Photos of actual components:
The board. Note the many revisions it has undertaken to reach its current state.
The honour deck.
The turn markers. Simple is good.
The Ninja tokens. The Samurai ones are the same, except white.
The X is scissors, the circle is rock, and the paper is paper.
The army tokens. Printed, glued onto bristol board, and then cut out.
The territory cards. Each has a sticker to easily identify its Noble, a mission, territory name, as well as the region and number of that region. Capitals are starred, intelligence cards have a white sticker. 
My Token case. Tackle boxes are often very convenient for holding your gaming bits and pieces. 
The noble and season cards.
There it is. All in all, there is the board, the cards, and the token case. 
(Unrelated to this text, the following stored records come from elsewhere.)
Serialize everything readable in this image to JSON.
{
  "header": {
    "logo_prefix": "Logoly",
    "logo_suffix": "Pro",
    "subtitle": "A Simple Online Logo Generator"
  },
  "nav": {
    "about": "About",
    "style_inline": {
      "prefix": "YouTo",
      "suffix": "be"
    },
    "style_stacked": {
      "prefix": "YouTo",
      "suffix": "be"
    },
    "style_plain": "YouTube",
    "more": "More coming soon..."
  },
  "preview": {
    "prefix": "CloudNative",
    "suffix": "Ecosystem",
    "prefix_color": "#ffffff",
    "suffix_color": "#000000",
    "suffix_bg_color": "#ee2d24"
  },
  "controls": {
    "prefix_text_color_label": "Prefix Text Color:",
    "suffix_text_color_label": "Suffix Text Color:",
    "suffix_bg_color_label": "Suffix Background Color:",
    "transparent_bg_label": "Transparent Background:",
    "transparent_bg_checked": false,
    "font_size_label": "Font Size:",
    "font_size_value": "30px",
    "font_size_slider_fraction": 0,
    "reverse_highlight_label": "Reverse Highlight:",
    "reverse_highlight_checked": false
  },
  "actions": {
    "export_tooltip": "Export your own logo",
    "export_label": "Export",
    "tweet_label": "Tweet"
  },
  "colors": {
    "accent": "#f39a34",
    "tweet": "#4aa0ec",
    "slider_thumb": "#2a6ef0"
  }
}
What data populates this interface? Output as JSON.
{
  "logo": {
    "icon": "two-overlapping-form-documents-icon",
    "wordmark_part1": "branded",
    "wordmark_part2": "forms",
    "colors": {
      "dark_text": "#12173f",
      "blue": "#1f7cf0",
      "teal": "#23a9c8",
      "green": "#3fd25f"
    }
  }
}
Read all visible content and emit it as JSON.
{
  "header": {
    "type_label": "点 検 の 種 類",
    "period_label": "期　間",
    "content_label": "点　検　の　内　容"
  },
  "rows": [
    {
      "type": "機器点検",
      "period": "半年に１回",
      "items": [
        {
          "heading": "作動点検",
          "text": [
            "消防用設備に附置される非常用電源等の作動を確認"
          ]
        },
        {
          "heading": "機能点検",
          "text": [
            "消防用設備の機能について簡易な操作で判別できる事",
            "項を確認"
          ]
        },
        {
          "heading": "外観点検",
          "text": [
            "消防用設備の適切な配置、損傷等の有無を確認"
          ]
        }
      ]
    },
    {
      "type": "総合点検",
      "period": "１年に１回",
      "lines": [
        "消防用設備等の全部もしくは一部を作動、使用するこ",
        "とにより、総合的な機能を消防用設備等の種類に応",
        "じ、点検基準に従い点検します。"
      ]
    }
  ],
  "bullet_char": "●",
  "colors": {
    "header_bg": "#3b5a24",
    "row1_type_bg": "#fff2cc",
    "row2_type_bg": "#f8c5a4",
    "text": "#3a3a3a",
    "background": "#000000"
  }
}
It is not a finished product yet, as I have a couple more changes I am considering:
  • Adding a 'Rival' system to the cards; right now, a card for your noble can be either good for you (if developed for your noble) or bad for you (if drawn as a mission) - this would change it to be good for you (if developed) or bad for someone else (by making the mission against your Rival noble instead of yourself) - which will hopefully take out some of the luck factor to the game
  • Additional rebalancing of the map - I have noticed that the game feels more strategic and less random the more clustered a Noble's provinces are. Additional testing is needed, but I might redo the map to further clump them up
  • Rebalancing for 3 players - this is a tricky one, as often players figure out who is who very early, and the neutral noble with no ninjas gets ahead as all the players try and kill each other. I don't know exactly what to do to fix this, but it seems that the game plays best with 4 players for now.
  • Enlarging Settsu - it is just too small on the map to fit the required tokens on it very well, which is why I have a large marker circle to put components that can't fit properly on it. (note that the other marker circle territory has since been removed)
  • The Title - I have tried experimenting with names involving 'Ninja', 'Sengoku', and 'Feudal'; but haven't found anything that I am satisfied with yet.
Anyone interested in playing can contact me for print resolution images of the board and a full list of territory cards and their respective missions. Who knows, there may even be a kickstarter one day for it.

But more on that later.


No comments:

Post a Comment